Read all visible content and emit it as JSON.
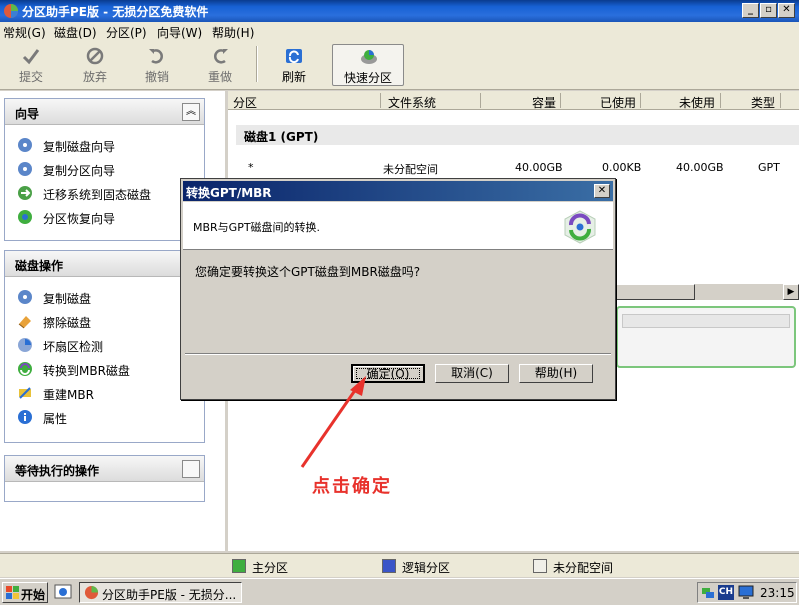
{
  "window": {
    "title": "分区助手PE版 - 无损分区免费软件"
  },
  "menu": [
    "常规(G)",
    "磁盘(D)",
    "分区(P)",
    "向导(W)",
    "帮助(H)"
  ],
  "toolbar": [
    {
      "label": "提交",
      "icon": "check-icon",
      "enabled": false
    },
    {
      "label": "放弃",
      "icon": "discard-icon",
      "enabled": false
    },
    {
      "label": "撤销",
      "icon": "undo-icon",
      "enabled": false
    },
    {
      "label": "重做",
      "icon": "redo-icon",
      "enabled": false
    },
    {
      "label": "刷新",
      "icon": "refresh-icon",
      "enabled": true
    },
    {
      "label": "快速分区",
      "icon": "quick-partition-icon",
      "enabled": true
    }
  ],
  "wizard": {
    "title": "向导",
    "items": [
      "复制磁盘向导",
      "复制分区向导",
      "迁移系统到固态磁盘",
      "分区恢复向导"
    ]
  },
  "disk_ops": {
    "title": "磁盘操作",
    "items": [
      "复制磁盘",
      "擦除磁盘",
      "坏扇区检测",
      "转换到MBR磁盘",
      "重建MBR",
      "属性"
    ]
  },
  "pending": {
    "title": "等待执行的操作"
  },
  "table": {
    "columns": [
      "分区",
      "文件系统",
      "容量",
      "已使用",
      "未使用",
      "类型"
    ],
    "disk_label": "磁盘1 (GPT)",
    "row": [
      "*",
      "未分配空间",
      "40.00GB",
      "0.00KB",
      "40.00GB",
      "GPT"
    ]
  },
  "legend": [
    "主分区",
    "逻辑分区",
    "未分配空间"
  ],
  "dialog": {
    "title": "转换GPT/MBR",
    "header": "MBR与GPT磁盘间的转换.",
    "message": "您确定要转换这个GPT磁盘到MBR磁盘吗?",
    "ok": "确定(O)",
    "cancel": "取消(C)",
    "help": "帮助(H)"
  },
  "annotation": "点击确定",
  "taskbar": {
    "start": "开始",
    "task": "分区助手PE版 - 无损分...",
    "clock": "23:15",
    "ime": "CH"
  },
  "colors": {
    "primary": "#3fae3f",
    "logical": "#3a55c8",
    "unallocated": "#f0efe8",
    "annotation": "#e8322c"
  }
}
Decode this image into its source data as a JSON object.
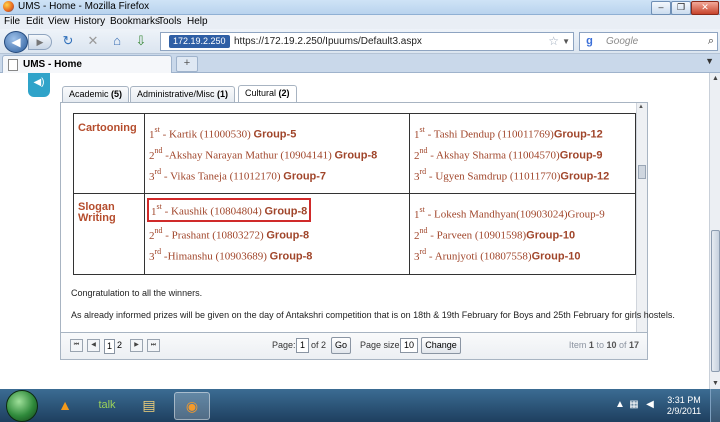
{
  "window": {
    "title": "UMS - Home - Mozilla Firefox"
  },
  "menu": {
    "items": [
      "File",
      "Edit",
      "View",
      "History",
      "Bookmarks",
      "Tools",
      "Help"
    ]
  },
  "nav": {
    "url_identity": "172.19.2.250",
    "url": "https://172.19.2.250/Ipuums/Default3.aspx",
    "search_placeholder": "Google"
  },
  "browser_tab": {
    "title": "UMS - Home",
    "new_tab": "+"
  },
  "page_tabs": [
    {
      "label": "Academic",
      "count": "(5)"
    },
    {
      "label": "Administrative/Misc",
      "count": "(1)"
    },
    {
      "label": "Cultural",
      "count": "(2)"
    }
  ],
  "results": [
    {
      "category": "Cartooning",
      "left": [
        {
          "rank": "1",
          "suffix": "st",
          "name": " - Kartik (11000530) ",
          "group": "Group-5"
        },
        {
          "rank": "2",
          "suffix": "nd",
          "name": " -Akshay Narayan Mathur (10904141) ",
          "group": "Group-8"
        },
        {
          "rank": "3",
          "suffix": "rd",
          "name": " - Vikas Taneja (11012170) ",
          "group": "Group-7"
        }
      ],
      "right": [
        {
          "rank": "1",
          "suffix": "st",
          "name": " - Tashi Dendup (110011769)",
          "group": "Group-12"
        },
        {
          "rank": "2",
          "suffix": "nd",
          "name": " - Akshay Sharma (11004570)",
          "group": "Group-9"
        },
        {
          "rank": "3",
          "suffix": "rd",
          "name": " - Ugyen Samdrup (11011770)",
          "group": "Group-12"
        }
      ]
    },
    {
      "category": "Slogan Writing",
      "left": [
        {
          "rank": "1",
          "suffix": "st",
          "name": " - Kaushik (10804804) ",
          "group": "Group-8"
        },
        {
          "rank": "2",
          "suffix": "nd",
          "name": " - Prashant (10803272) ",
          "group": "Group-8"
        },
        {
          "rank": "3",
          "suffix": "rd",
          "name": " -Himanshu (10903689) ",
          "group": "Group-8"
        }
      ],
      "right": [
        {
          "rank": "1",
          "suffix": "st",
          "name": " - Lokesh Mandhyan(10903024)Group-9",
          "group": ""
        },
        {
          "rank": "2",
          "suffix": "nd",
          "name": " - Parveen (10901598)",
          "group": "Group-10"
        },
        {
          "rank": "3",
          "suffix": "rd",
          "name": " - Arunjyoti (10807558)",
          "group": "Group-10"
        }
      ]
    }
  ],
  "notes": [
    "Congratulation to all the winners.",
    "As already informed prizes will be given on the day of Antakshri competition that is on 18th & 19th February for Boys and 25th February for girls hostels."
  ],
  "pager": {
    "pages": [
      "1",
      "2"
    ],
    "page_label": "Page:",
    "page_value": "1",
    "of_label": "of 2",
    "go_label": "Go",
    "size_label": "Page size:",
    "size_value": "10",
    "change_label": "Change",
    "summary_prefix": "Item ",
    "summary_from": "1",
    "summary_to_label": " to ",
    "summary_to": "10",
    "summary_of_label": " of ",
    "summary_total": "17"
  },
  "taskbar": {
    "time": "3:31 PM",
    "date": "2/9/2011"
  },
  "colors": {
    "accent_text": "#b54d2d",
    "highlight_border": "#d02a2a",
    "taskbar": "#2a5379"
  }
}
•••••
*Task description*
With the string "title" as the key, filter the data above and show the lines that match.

*Answer space*
    "title": "分区助手PE版 - 无损分区免费软件"
    "title": "向导",
    "title": "磁盘操作",
    "title": "等待执行的操作"
    "title": "转换GPT/MBR",
    "title": "UMS - Home - Mozilla Firefox"
    "title": "UMS - Home",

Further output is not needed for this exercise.